In awarding parental rights and responsibilities, the family court undertook a step by step application of the factors listed in 15 V.S.A. § 665(b), endeavoring to compare the parties according to these factors. These factors are non-exhaustive, and must be read to seek the best interests of the child. See 15 V.S.A. § 665(b) (" the court shall be guided by the best interests of the child, and shall consider at least [nine] factors" ). The evaluation of a child' s relationship with the primary care-giver is merely one of the factors, but it is entitled to carry great weight in the court' s determination. See Trahnstrom v. Trahnstrom, 171 Vt. 507, 508, 756 A.2d 1242, 1245 (2000) (mem.) (awarding custody to mother despite equal footing on most of § 665 factors, having found that she was the primary care-giver); 15 V.S.A. § 665(b)(6).

The family court determined that this factor heavily favored mother based on her status as primary care provider since separation. In Nickerson v. Nickerson, 158 Vt. 85, 90, 605 A.2d 1331, 1334 (1992), we declined to bifurcate consideration of the pre- and post-separation periods. Instead, we held that " the inquiry should focus on all relevant periods of the child' s life, rather than exclusively on the period immediately preceding trial." Id. at 91, 605 A.2d at 1334. An alternative holding in Nickerson would have encouraged a primary care-giver who desired to leave the home to remove the children as well in order to preserve the primary-care status for the intervening time. Id. at 90, 605 A.2d at 1334. Such " parental strategizing is inimical to the best interests of children." Id. Applied here, the argument would have encouraged father to remain in the marital residence to preserve his shared responsibility, despite his instinct that tensions over mother' s drinking and his relationship with a co-worker were creating an unstable environment for the children.

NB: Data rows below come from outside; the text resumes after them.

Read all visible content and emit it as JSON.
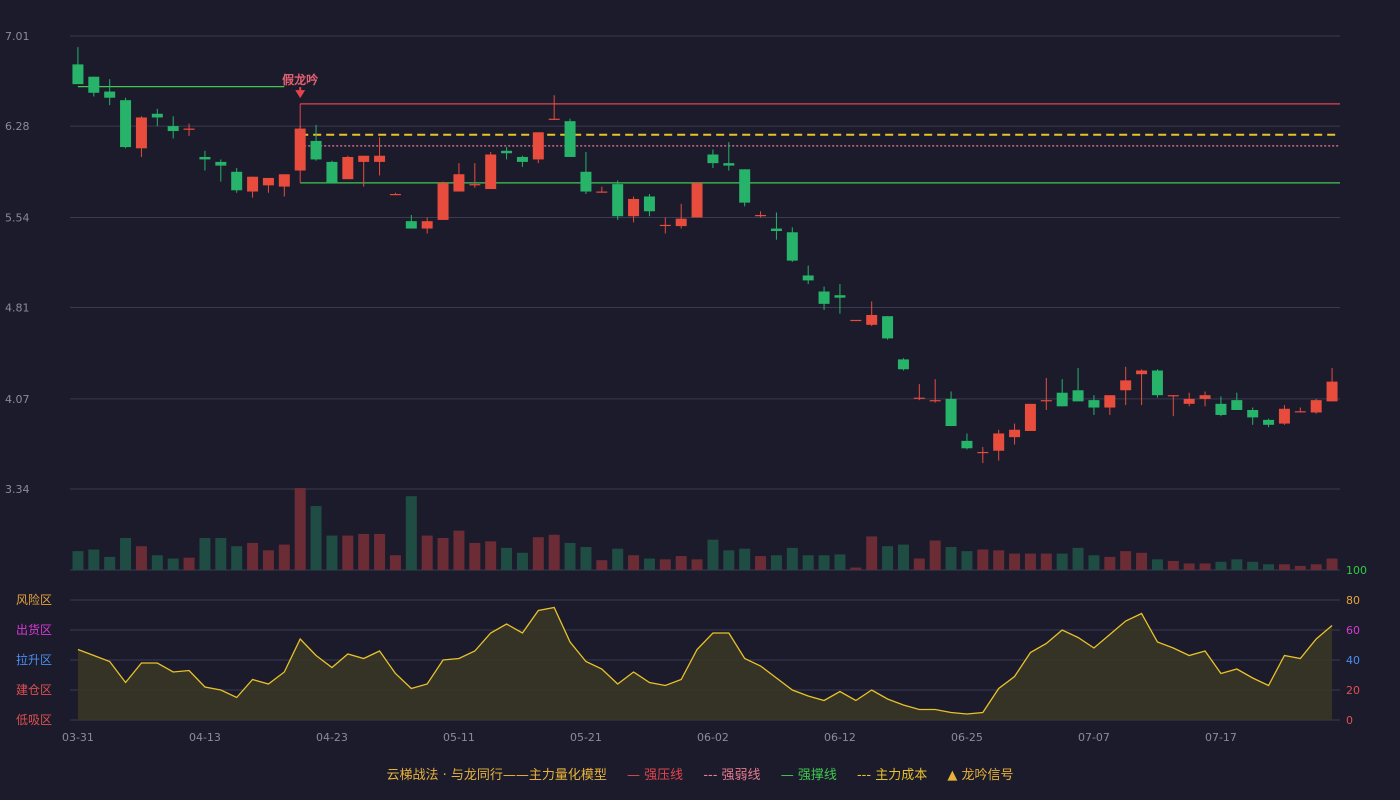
{
  "chart_data": {
    "type": "candlestick",
    "price_axis": {
      "ticks": [
        "7.01",
        "6.28",
        "5.54",
        "4.81",
        "4.07",
        "3.34"
      ],
      "ylim": [
        3.34,
        7.01
      ]
    },
    "x_ticks": [
      {
        "i": 0,
        "label": "03-31"
      },
      {
        "i": 8,
        "label": "04-13"
      },
      {
        "i": 16,
        "label": "04-23"
      },
      {
        "i": 24,
        "label": "05-11"
      },
      {
        "i": 32,
        "label": "05-21"
      },
      {
        "i": 40,
        "label": "06-02"
      },
      {
        "i": 48,
        "label": "06-12"
      },
      {
        "i": 56,
        "label": "06-25"
      },
      {
        "i": 64,
        "label": "07-07"
      },
      {
        "i": 72,
        "label": "07-17"
      }
    ],
    "candles": [
      {
        "o": 6.78,
        "h": 6.92,
        "l": 6.63,
        "c": 6.62
      },
      {
        "o": 6.68,
        "h": 6.68,
        "l": 6.52,
        "c": 6.55
      },
      {
        "o": 6.56,
        "h": 6.66,
        "l": 6.45,
        "c": 6.51
      },
      {
        "o": 6.49,
        "h": 6.51,
        "l": 6.1,
        "c": 6.11
      },
      {
        "o": 6.1,
        "h": 6.36,
        "l": 6.03,
        "c": 6.35
      },
      {
        "o": 6.38,
        "h": 6.42,
        "l": 6.28,
        "c": 6.35
      },
      {
        "o": 6.28,
        "h": 6.36,
        "l": 6.18,
        "c": 6.24
      },
      {
        "o": 6.25,
        "h": 6.3,
        "l": 6.2,
        "c": 6.26
      },
      {
        "o": 6.03,
        "h": 6.08,
        "l": 5.92,
        "c": 6.01
      },
      {
        "o": 5.99,
        "h": 6.01,
        "l": 5.83,
        "c": 5.96
      },
      {
        "o": 5.91,
        "h": 5.94,
        "l": 5.74,
        "c": 5.76
      },
      {
        "o": 5.75,
        "h": 5.87,
        "l": 5.7,
        "c": 5.87
      },
      {
        "o": 5.8,
        "h": 5.83,
        "l": 5.74,
        "c": 5.86
      },
      {
        "o": 5.79,
        "h": 5.84,
        "l": 5.71,
        "c": 5.89
      },
      {
        "o": 5.92,
        "h": 6.28,
        "l": 5.92,
        "c": 6.26
      },
      {
        "o": 6.16,
        "h": 6.29,
        "l": 6.0,
        "c": 6.01
      },
      {
        "o": 5.99,
        "h": 6.0,
        "l": 5.82,
        "c": 5.82
      },
      {
        "o": 5.85,
        "h": 6.04,
        "l": 5.85,
        "c": 6.03
      },
      {
        "o": 5.99,
        "h": 6.03,
        "l": 5.79,
        "c": 6.04
      },
      {
        "o": 5.99,
        "h": 6.19,
        "l": 5.88,
        "c": 6.04
      },
      {
        "o": 5.73,
        "h": 5.74,
        "l": 5.73,
        "c": 5.73
      },
      {
        "o": 5.51,
        "h": 5.56,
        "l": 5.49,
        "c": 5.45
      },
      {
        "o": 5.45,
        "h": 5.54,
        "l": 5.41,
        "c": 5.51
      },
      {
        "o": 5.52,
        "h": 5.83,
        "l": 5.52,
        "c": 5.82
      },
      {
        "o": 5.75,
        "h": 5.98,
        "l": 5.75,
        "c": 5.89
      },
      {
        "o": 5.8,
        "h": 5.98,
        "l": 5.78,
        "c": 5.81
      },
      {
        "o": 5.77,
        "h": 6.07,
        "l": 5.77,
        "c": 6.05
      },
      {
        "o": 6.08,
        "h": 6.11,
        "l": 6.01,
        "c": 6.06
      },
      {
        "o": 6.03,
        "h": 6.04,
        "l": 5.95,
        "c": 5.99
      },
      {
        "o": 6.01,
        "h": 6.01,
        "l": 5.98,
        "c": 6.23
      },
      {
        "o": 6.34,
        "h": 6.53,
        "l": 6.33,
        "c": 6.34
      },
      {
        "o": 6.32,
        "h": 6.34,
        "l": 6.03,
        "c": 6.03
      },
      {
        "o": 5.91,
        "h": 6.07,
        "l": 5.73,
        "c": 5.75
      },
      {
        "o": 5.75,
        "h": 5.79,
        "l": 5.75,
        "c": 5.75
      },
      {
        "o": 5.81,
        "h": 5.84,
        "l": 5.52,
        "c": 5.55
      },
      {
        "o": 5.55,
        "h": 5.71,
        "l": 5.5,
        "c": 5.69
      },
      {
        "o": 5.71,
        "h": 5.73,
        "l": 5.55,
        "c": 5.59
      },
      {
        "o": 5.48,
        "h": 5.54,
        "l": 5.41,
        "c": 5.48
      },
      {
        "o": 5.47,
        "h": 5.65,
        "l": 5.45,
        "c": 5.53
      },
      {
        "o": 5.54,
        "h": 5.82,
        "l": 5.54,
        "c": 5.82
      },
      {
        "o": 6.05,
        "h": 6.09,
        "l": 5.94,
        "c": 5.98
      },
      {
        "o": 5.98,
        "h": 6.15,
        "l": 5.92,
        "c": 5.96
      },
      {
        "o": 5.93,
        "h": 5.93,
        "l": 5.63,
        "c": 5.66
      },
      {
        "o": 5.55,
        "h": 5.59,
        "l": 5.54,
        "c": 5.56
      },
      {
        "o": 5.45,
        "h": 5.58,
        "l": 5.36,
        "c": 5.43
      },
      {
        "o": 5.42,
        "h": 5.46,
        "l": 5.18,
        "c": 5.19
      },
      {
        "o": 5.07,
        "h": 5.15,
        "l": 5.0,
        "c": 5.03
      },
      {
        "o": 4.94,
        "h": 4.98,
        "l": 4.79,
        "c": 4.84
      },
      {
        "o": 4.91,
        "h": 5.0,
        "l": 4.76,
        "c": 4.89
      },
      {
        "o": 4.71,
        "h": 4.71,
        "l": 4.71,
        "c": 4.71
      },
      {
        "o": 4.67,
        "h": 4.86,
        "l": 4.66,
        "c": 4.75
      },
      {
        "o": 4.74,
        "h": 4.74,
        "l": 4.55,
        "c": 4.56
      },
      {
        "o": 4.39,
        "h": 4.4,
        "l": 4.3,
        "c": 4.31
      },
      {
        "o": 4.08,
        "h": 4.19,
        "l": 4.06,
        "c": 4.08
      },
      {
        "o": 4.06,
        "h": 4.23,
        "l": 4.04,
        "c": 4.06
      },
      {
        "o": 4.07,
        "h": 4.13,
        "l": 3.85,
        "c": 3.85
      },
      {
        "o": 3.73,
        "h": 3.79,
        "l": 3.66,
        "c": 3.67
      },
      {
        "o": 3.64,
        "h": 3.68,
        "l": 3.55,
        "c": 3.64
      },
      {
        "o": 3.65,
        "h": 3.82,
        "l": 3.57,
        "c": 3.79
      },
      {
        "o": 3.76,
        "h": 3.87,
        "l": 3.7,
        "c": 3.82
      },
      {
        "o": 3.81,
        "h": 3.81,
        "l": 3.81,
        "c": 4.03
      },
      {
        "o": 4.06,
        "h": 4.24,
        "l": 3.98,
        "c": 4.06
      },
      {
        "o": 4.12,
        "h": 4.23,
        "l": 4.01,
        "c": 4.01
      },
      {
        "o": 4.14,
        "h": 4.32,
        "l": 4.06,
        "c": 4.05
      },
      {
        "o": 4.06,
        "h": 4.1,
        "l": 3.94,
        "c": 4.0
      },
      {
        "o": 4.0,
        "h": 4.1,
        "l": 3.94,
        "c": 4.1
      },
      {
        "o": 4.14,
        "h": 4.33,
        "l": 4.02,
        "c": 4.22
      },
      {
        "o": 4.27,
        "h": 4.31,
        "l": 4.02,
        "c": 4.3
      },
      {
        "o": 4.3,
        "h": 4.31,
        "l": 4.08,
        "c": 4.1
      },
      {
        "o": 4.1,
        "h": 4.1,
        "l": 3.93,
        "c": 4.1
      },
      {
        "o": 4.03,
        "h": 4.12,
        "l": 4.01,
        "c": 4.07
      },
      {
        "o": 4.07,
        "h": 4.13,
        "l": 4.01,
        "c": 4.1
      },
      {
        "o": 4.03,
        "h": 4.09,
        "l": 3.93,
        "c": 3.94
      },
      {
        "o": 4.06,
        "h": 4.12,
        "l": 3.98,
        "c": 3.98
      },
      {
        "o": 3.98,
        "h": 4.0,
        "l": 3.86,
        "c": 3.92
      },
      {
        "o": 3.9,
        "h": 3.91,
        "l": 3.84,
        "c": 3.86
      },
      {
        "o": 3.87,
        "h": 4.02,
        "l": 3.86,
        "c": 3.99
      },
      {
        "o": 3.97,
        "h": 4.0,
        "l": 3.96,
        "c": 3.97
      },
      {
        "o": 3.96,
        "h": 4.07,
        "l": 3.95,
        "c": 4.06
      },
      {
        "o": 4.05,
        "h": 4.32,
        "l": 4.05,
        "c": 4.21
      }
    ],
    "volume": [
      0.23,
      0.25,
      0.16,
      0.39,
      0.29,
      0.18,
      0.14,
      0.15,
      0.39,
      0.39,
      0.29,
      0.33,
      0.24,
      0.31,
      1.0,
      0.78,
      0.42,
      0.42,
      0.44,
      0.44,
      0.18,
      0.9,
      0.42,
      0.39,
      0.48,
      0.33,
      0.35,
      0.27,
      0.21,
      0.4,
      0.43,
      0.33,
      0.28,
      0.12,
      0.26,
      0.18,
      0.14,
      0.13,
      0.17,
      0.13,
      0.37,
      0.24,
      0.26,
      0.17,
      0.18,
      0.27,
      0.18,
      0.18,
      0.19,
      0.03,
      0.41,
      0.29,
      0.31,
      0.14,
      0.36,
      0.28,
      0.23,
      0.25,
      0.24,
      0.2,
      0.2,
      0.2,
      0.2,
      0.27,
      0.18,
      0.16,
      0.23,
      0.21,
      0.13,
      0.11,
      0.08,
      0.08,
      0.1,
      0.13,
      0.1,
      0.07,
      0.07,
      0.05,
      0.07,
      0.14
    ],
    "signal_marker": {
      "i": 14,
      "label": "假龙吟"
    },
    "levels": [
      {
        "name": "强压线",
        "price": 6.46,
        "from": 14,
        "color": "#e0444f",
        "style": "solid"
      },
      {
        "name": "主力成本",
        "price": 6.21,
        "from": 14,
        "color": "#e8c22a",
        "style": "dashed"
      },
      {
        "name": "强弱线",
        "price": 6.12,
        "from": 14,
        "color": "#e87a90",
        "style": "dotted"
      },
      {
        "name": "强撑线",
        "price": 5.82,
        "from": 14,
        "color": "#41c851",
        "style": "solid"
      },
      {
        "name": "强撑线",
        "price": 6.6,
        "from": 0,
        "to": 13,
        "color": "#41c851",
        "style": "solid"
      }
    ],
    "oscillator": {
      "ylim": [
        0,
        100
      ],
      "ticks": [
        "100",
        "80",
        "60",
        "40",
        "20",
        "0"
      ],
      "tick_colors": [
        "#2ecc40",
        "#e8a33a",
        "#d63ad6",
        "#4a8ff0",
        "#e05050",
        "#e05050"
      ],
      "zones": [
        {
          "label": "风险区",
          "value": 80,
          "color": "#e8a33a"
        },
        {
          "label": "出货区",
          "value": 60,
          "color": "#d63ad6"
        },
        {
          "label": "拉升区",
          "value": 40,
          "color": "#4a8ff0"
        },
        {
          "label": "建仓区",
          "value": 20,
          "color": "#e05050"
        },
        {
          "label": "低吸区",
          "value": 0,
          "color": "#e05050"
        }
      ],
      "values": [
        47,
        43,
        39,
        25,
        38,
        38,
        32,
        33,
        22,
        20,
        15,
        27,
        24,
        32,
        54,
        43,
        35,
        44,
        41,
        46,
        31,
        21,
        24,
        40,
        41,
        46,
        58,
        64,
        58,
        73,
        75,
        52,
        39,
        34,
        24,
        32,
        25,
        23,
        27,
        47,
        58,
        58,
        41,
        36,
        28,
        20,
        16,
        13,
        19,
        13,
        20,
        14,
        10,
        7,
        7,
        5,
        4,
        5,
        21,
        29,
        45,
        51,
        60,
        55,
        48,
        57,
        66,
        71,
        52,
        48,
        43,
        46,
        31,
        34,
        28,
        23,
        43,
        41,
        54,
        63
      ]
    },
    "colors": {
      "up": "#e74c3c",
      "down": "#27b36a",
      "vol_up": "#6b2c36",
      "vol_down": "#1f4d43",
      "osc_line": "#e8c22a"
    }
  },
  "legend": {
    "title": "云梯战法 · 与龙同行——主力量化模型",
    "items": [
      {
        "symbol": "—",
        "label": "强压线",
        "color": "#e0444f"
      },
      {
        "symbol": "---",
        "label": "强弱线",
        "color": "#e87a90"
      },
      {
        "symbol": "—",
        "label": "强撑线",
        "color": "#41c851"
      },
      {
        "symbol": "---",
        "label": "主力成本",
        "color": "#e8c22a"
      },
      {
        "symbol": "▲",
        "label": "龙吟信号",
        "color": "#e8b23a"
      }
    ]
  }
}
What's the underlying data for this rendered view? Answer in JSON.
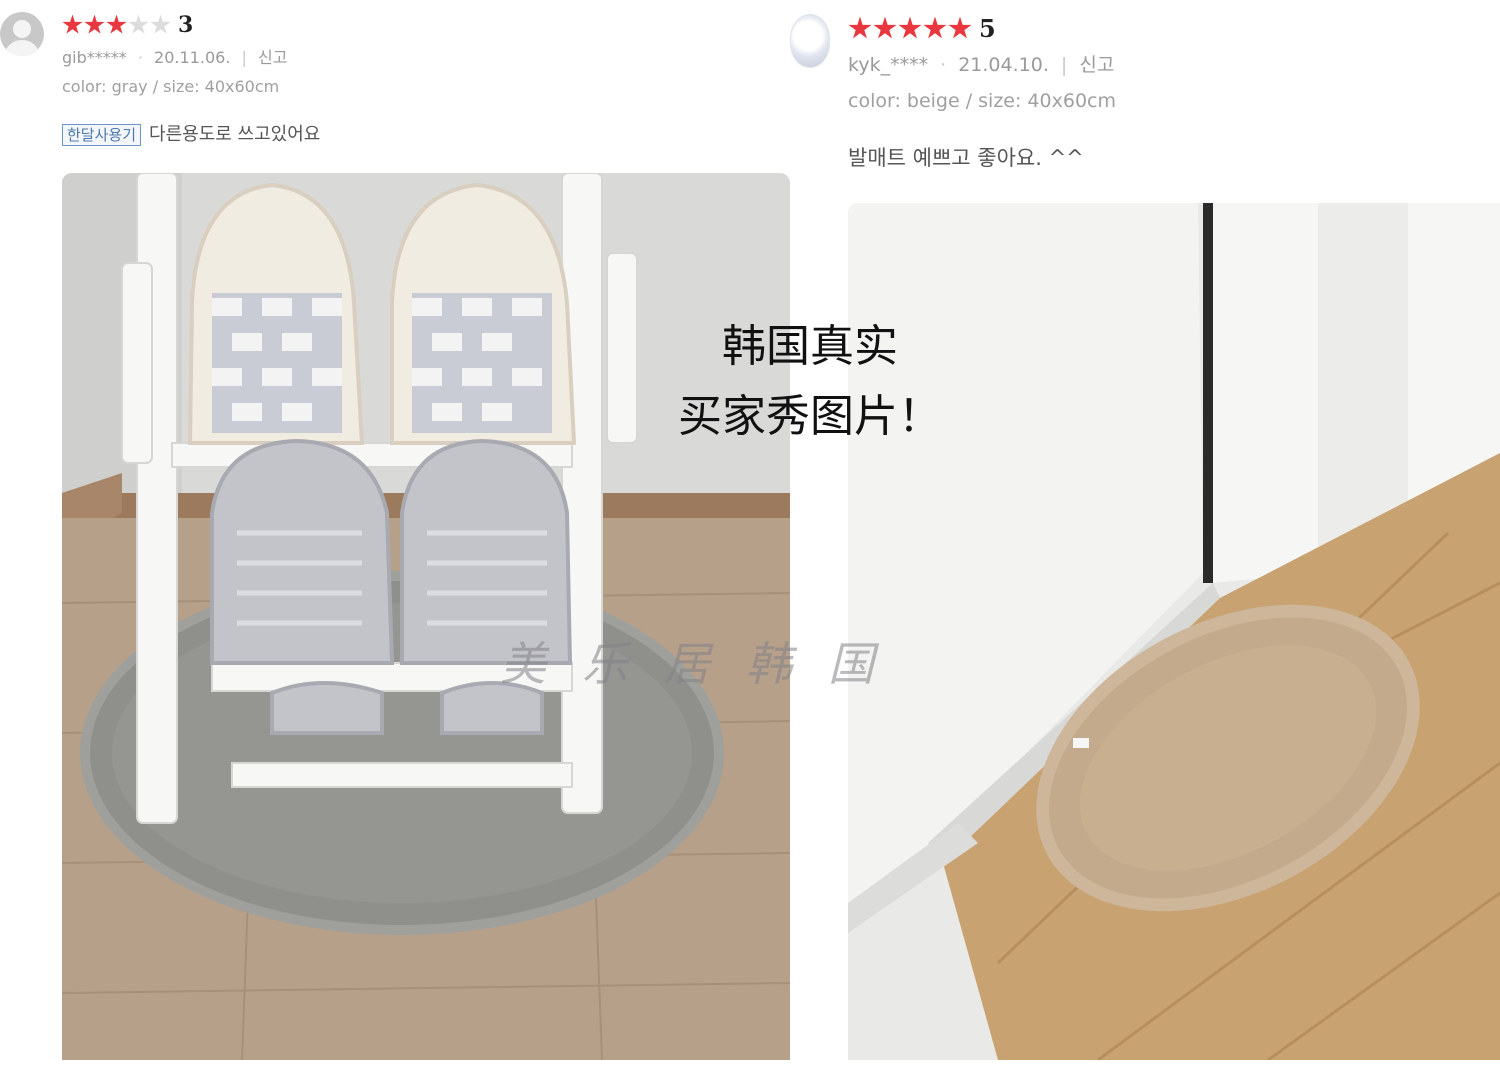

The family court held that the non-custodial party " effectively bears the burden of demonstrating that (1) the parent who now has sole rights and responsibilities is > unfit' in some substantial way to be the primary parent, and (2) the requested change will be in the > best interests' of the children." (Citing Casey v. Wall, No. 00-119, slip op. at 2-3 (Vt. Nov. 16, 2000)) (unpublished entry order). Father contends that he was improperly handicapped by what appears to be a misapplication of our holding in Nickerson. Regardless of the court' s misstatement of father' s burden, the father also did not show that the § 665(b) factors favored granting parental rights and responsibilities to him. In applying the § 665(b) factors, the court properly evaluated custody under the statutory criteria and determined that it narrowly favored granting custody to mother. In such a situation, the court' s partial reliance on mother' s post-separation custody as a demonstration of her ability to care for the children was a proper basis on which to favor her retention of custody. In the absence of any clear error or any indication that the conclusions of the trial court were unsupported by its findings, those conclusions shall be left undisturbed, and the children' s interest in stability and continuity shall be respected.

Affirmed.

 

 

BY THE COURT:

 

_______________________________________

Jeffrey L. Amestoy, Chief Justice

 _______________________________________

John A. Dooley, Associate Justice

_______________________________________

James L. Morse, Associate Justice

_______________________________________

Denise R. Johnson, Associate Justice

_______________________________________

Marilyn S. Skoglund, Associate Justice